Website and app data records:
__________

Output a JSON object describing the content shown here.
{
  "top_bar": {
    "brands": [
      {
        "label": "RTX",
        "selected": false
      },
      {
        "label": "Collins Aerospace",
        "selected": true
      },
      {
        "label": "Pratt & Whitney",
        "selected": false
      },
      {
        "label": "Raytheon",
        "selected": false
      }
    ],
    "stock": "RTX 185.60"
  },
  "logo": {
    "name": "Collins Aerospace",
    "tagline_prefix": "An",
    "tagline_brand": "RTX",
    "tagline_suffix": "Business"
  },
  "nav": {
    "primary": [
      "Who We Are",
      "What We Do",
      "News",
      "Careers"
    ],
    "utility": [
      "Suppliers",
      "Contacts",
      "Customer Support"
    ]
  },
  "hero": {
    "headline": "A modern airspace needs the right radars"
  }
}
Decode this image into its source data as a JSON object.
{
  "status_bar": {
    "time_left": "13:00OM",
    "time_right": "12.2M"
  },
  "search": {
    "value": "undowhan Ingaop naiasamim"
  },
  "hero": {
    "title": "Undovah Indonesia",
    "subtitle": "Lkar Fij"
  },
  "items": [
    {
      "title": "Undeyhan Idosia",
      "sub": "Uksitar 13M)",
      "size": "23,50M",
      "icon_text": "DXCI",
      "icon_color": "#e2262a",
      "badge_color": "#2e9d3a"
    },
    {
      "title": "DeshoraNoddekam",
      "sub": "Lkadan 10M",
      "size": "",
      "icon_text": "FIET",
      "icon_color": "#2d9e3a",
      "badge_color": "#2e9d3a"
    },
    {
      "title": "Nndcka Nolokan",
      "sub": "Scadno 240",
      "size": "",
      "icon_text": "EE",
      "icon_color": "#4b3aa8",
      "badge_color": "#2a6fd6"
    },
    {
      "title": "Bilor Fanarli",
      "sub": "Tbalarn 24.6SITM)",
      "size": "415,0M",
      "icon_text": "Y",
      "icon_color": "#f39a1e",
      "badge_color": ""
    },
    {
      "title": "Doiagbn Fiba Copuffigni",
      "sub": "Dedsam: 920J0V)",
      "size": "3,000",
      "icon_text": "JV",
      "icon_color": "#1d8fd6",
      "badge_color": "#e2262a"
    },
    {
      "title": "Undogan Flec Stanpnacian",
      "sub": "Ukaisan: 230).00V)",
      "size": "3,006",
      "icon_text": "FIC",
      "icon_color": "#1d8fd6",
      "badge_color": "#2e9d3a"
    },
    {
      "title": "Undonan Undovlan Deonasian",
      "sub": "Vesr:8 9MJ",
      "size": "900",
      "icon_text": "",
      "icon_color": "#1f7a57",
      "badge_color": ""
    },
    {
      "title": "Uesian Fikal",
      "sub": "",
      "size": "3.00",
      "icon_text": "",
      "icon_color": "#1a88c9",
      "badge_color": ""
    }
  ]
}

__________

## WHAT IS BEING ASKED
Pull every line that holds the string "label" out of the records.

## ANSWER TO THIS EXERCISE
        "label": "RTX",
        "label": "Collins Aerospace",
        "label": "Pratt & Whitney",
        "label": "Raytheon",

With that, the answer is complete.